The plan to create a neutral, non-profit association for ocean carriers was first announced in November 2018, and on April 10, 2019, in Amsterdam, the four container shipping giants, Maersk, MSC, Hapag-Lloyd, and Ocean Network Express, established the Digital Container Shipping Association (DCSA). The association was created after receiving regulatory approval from the Federal Maritime Commission.
Early on, regulatory approval wasn’t so clear since the interested members (Maersk, CMA CGM, Hapag-Lloyd, and MSC) represented 60% of the market, but it seemed to work out for all parties involved in the end. Thomas Bagge, formerly of Maersk, is CEO of the association, and Andre Simha, CIO of MSC, is chairman of the advisory board. The association will be based in Amsterdam, which is said to be on “neutral grounds.” The announcement said the association is in talks with several other shipping lines, and two additional carriers are nearing membership, including CMA CGM and COSCO. The goal of the organization is to unify the ocean shipping industry in the digital age and to “create value and to quickly overcome the pain points in the industry,” according to a press release from DCSA. In light of the association’s transparency, all of the association’s work will be published and available for free.
The association will be focused on driving standardization, digitalization, and interoperability in container shipping.
Furthermore, it will be headed by a leadership team made up of industry veterans as operations start. The parties said that the aim of the association is to create common information technology standards to make the industry more efficient for both customers and shipping lines. They plan to do this by creating open-source tools to speed up digitization in the industry. For the first time in twenty years, the container shipping industry has come together with a common goal: to move the industry into the digital era.
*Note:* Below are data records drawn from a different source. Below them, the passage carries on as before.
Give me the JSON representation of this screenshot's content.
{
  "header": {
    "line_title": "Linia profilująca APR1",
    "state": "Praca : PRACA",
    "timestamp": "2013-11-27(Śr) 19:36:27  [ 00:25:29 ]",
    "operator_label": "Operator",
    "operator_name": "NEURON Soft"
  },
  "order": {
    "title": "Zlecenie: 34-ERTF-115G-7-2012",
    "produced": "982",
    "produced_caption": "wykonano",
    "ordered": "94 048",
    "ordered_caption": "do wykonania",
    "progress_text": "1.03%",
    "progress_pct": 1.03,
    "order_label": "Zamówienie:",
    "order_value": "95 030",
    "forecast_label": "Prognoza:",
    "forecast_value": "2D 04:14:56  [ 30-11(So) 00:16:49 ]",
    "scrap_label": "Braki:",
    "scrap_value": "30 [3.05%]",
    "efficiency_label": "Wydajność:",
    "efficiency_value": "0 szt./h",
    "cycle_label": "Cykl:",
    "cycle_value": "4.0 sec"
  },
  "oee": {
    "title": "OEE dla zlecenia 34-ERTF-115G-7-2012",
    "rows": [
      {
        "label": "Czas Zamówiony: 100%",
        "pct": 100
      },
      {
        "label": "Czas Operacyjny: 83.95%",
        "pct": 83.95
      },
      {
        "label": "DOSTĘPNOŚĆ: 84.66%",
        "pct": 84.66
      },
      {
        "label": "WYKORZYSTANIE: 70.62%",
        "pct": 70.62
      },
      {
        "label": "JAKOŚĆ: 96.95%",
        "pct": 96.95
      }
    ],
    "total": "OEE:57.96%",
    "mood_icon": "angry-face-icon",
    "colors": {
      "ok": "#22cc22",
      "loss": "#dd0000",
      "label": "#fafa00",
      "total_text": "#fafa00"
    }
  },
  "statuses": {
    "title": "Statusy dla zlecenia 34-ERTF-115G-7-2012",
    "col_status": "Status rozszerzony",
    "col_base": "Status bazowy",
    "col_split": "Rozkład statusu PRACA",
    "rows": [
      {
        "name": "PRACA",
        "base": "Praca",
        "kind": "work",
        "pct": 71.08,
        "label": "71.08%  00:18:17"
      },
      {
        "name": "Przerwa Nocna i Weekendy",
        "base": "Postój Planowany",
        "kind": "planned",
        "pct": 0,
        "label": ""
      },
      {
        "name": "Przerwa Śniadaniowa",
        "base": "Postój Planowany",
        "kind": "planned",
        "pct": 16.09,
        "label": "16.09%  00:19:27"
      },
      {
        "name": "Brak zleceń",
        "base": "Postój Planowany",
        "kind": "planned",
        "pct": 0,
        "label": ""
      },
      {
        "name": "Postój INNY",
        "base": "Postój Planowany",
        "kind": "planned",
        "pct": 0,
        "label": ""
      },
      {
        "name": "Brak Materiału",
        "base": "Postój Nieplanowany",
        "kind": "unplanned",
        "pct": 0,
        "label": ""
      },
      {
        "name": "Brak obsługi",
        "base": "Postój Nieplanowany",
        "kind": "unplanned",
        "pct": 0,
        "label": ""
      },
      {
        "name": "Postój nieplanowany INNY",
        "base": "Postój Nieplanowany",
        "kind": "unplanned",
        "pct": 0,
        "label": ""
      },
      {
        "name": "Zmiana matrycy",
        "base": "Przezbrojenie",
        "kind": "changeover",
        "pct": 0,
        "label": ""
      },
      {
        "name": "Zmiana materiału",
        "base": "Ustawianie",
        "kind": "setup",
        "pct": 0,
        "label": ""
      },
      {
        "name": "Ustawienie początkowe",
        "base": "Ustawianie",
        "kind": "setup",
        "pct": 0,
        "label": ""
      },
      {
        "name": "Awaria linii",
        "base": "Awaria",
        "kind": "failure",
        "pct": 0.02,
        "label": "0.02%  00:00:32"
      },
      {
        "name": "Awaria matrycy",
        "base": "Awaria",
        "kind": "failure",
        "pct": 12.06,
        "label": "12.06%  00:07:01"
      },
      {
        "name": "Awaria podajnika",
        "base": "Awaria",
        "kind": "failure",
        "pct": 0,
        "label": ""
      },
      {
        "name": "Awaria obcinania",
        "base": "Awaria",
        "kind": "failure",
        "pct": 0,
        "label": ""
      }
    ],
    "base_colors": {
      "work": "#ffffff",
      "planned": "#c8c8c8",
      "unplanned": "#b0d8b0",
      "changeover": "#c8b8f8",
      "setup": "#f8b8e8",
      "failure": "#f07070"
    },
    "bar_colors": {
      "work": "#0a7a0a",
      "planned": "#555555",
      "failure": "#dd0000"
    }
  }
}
Ocean shipping has been a notoriously slow industry to digitize and creating a common set of standards could pave the way for the development of industry-wide digital networks that could help shippers track freight across carriers and offer better visibility to all stakeholders. “With the regulatory approval in place, we look forward to the association taking up work and beginning to collaborate with multiple stakeholders from the entire value chain,” André Simha, Chief Information Officer of MSC Mediterranean Shipping Company and Chairman of the Supervisory Board of DCSA, said.
Standards are also a key component in the development of any blockchain solution.
One of the ways DCSA is trying to create value quickly and sort out some of the biggest pain-points in the industry is to first focus on projects that place value on digital standardization to create a much-needed common foundation for technical interfaces and data. Additionally, the association is creating an industry map for processes, which will be another significant part of the future of shipping. The work undertaken will be for the benefit of the entire industry, as all standards will be openly published and available free of charge to interested external parties. DCSA is in discussions with multiple other container shipping lines around the globe who are interested in joining. Preparations for two more companies to join are already in process. A number of other carriers not part of DCSA agreed to develop a separate blockchain platform in November. Should they join the association in the future, the standards could help with the seamless development of blockchain solutions across the industry.